═════ Records shown ═════

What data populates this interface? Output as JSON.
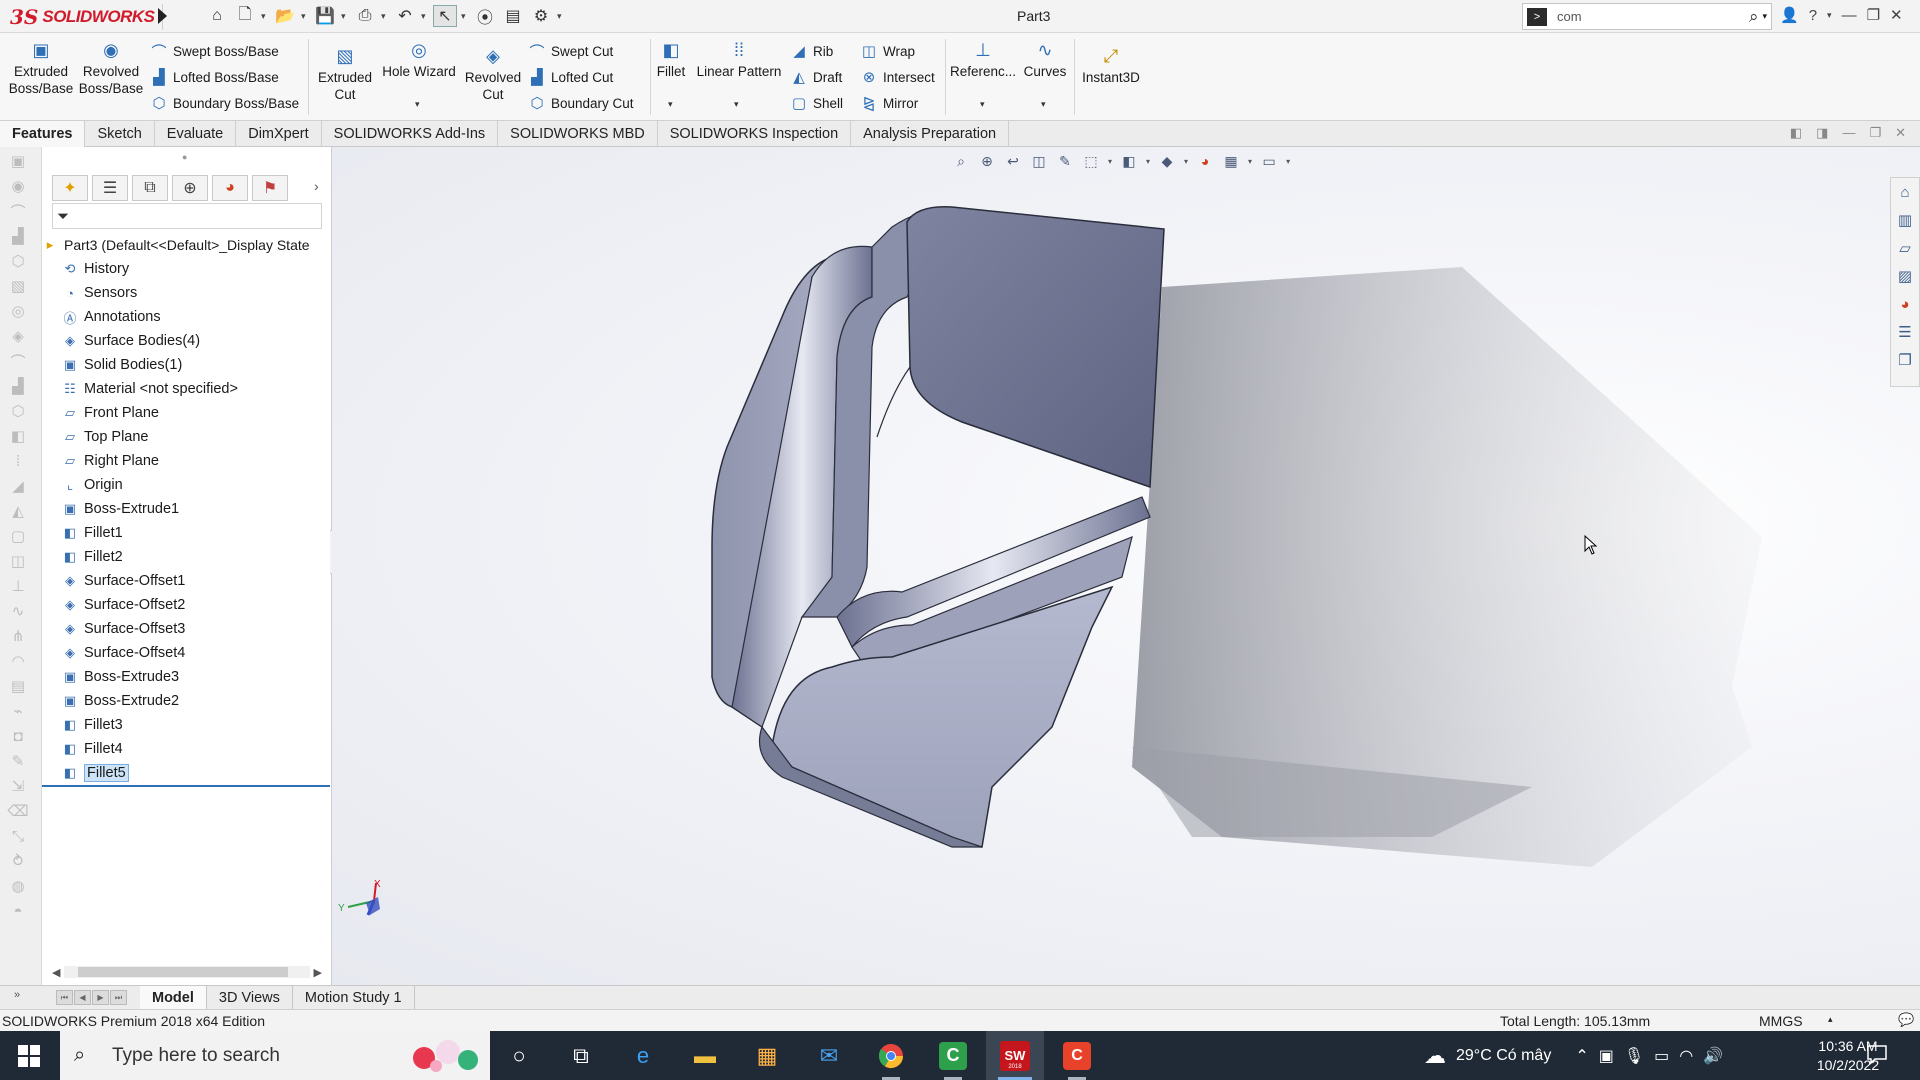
{
  "app": {
    "logo_ds": "3S",
    "logo_name": "SOLIDWORKS",
    "doc_title": "Part3",
    "search_value": "com",
    "search_cmd_glyph": ">"
  },
  "command_manager": {
    "extruded_boss": [
      "Extruded",
      "Boss/Base"
    ],
    "revolved_boss": [
      "Revolved",
      "Boss/Base"
    ],
    "swept_boss": "Swept Boss/Base",
    "lofted_boss": "Lofted Boss/Base",
    "boundary_boss": "Boundary Boss/Base",
    "extruded_cut": [
      "Extruded",
      "Cut"
    ],
    "hole_wizard": "Hole Wizard",
    "revolved_cut": [
      "Revolved",
      "Cut"
    ],
    "swept_cut": "Swept Cut",
    "lofted_cut": "Lofted Cut",
    "boundary_cut": "Boundary Cut",
    "fillet": "Fillet",
    "linear_pattern": "Linear Pattern",
    "rib": "Rib",
    "draft": "Draft",
    "shell": "Shell",
    "wrap": "Wrap",
    "intersect": "Intersect",
    "mirror": "Mirror",
    "reference": "Referenc...",
    "curves": "Curves",
    "instant3d": "Instant3D"
  },
  "tabs": [
    "Features",
    "Sketch",
    "Evaluate",
    "DimXpert",
    "SOLIDWORKS Add-Ins",
    "SOLIDWORKS MBD",
    "SOLIDWORKS Inspection",
    "Analysis Preparation"
  ],
  "feature_tree": {
    "root": "Part3  (Default<<Default>_Display State",
    "items": [
      {
        "label": "History",
        "icon": "history-icon"
      },
      {
        "label": "Sensors",
        "icon": "sensors-icon"
      },
      {
        "label": "Annotations",
        "icon": "annotations-icon"
      },
      {
        "label": "Surface Bodies(4)",
        "icon": "surface-bodies-icon"
      },
      {
        "label": "Solid Bodies(1)",
        "icon": "solid-bodies-icon"
      },
      {
        "label": "Material <not specified>",
        "icon": "material-icon"
      },
      {
        "label": "Front Plane",
        "icon": "plane-icon"
      },
      {
        "label": "Top Plane",
        "icon": "plane-icon"
      },
      {
        "label": "Right Plane",
        "icon": "plane-icon"
      },
      {
        "label": "Origin",
        "icon": "origin-icon"
      },
      {
        "label": "Boss-Extrude1",
        "icon": "extrude-icon"
      },
      {
        "label": "Fillet1",
        "icon": "fillet-icon"
      },
      {
        "label": "Fillet2",
        "icon": "fillet-icon"
      },
      {
        "label": "Surface-Offset1",
        "icon": "surface-offset-icon"
      },
      {
        "label": "Surface-Offset2",
        "icon": "surface-offset-icon"
      },
      {
        "label": "Surface-Offset3",
        "icon": "surface-offset-icon"
      },
      {
        "label": "Surface-Offset4",
        "icon": "surface-offset-icon"
      },
      {
        "label": "Boss-Extrude3",
        "icon": "extrude-icon"
      },
      {
        "label": "Boss-Extrude2",
        "icon": "extrude-icon"
      },
      {
        "label": "Fillet3",
        "icon": "fillet-icon"
      },
      {
        "label": "Fillet4",
        "icon": "fillet-icon"
      },
      {
        "label": "Fillet5",
        "icon": "fillet-icon",
        "selected": true
      }
    ]
  },
  "bottom_tabs": [
    "Model",
    "3D Views",
    "Motion Study 1"
  ],
  "status": {
    "edition": "SOLIDWORKS Premium 2018 x64 Edition",
    "total_length": "Total Length: 105.13mm",
    "units": "MMGS"
  },
  "triad": {
    "x": "X",
    "y": "Y"
  },
  "taskbar": {
    "search_placeholder": "Type here to search",
    "weather": "29°C  Có mây",
    "time": "10:36 AM",
    "date": "10/2/2022",
    "sw_badge": "SW",
    "sw_year": "2018"
  },
  "colors": {
    "brand_red": "#d11a2a",
    "accent_blue": "#2f6fb6",
    "selection": "#cde3f8",
    "taskbar": "#202a36"
  }
}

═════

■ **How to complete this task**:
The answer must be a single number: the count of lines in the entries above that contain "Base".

■ **Response below**:
5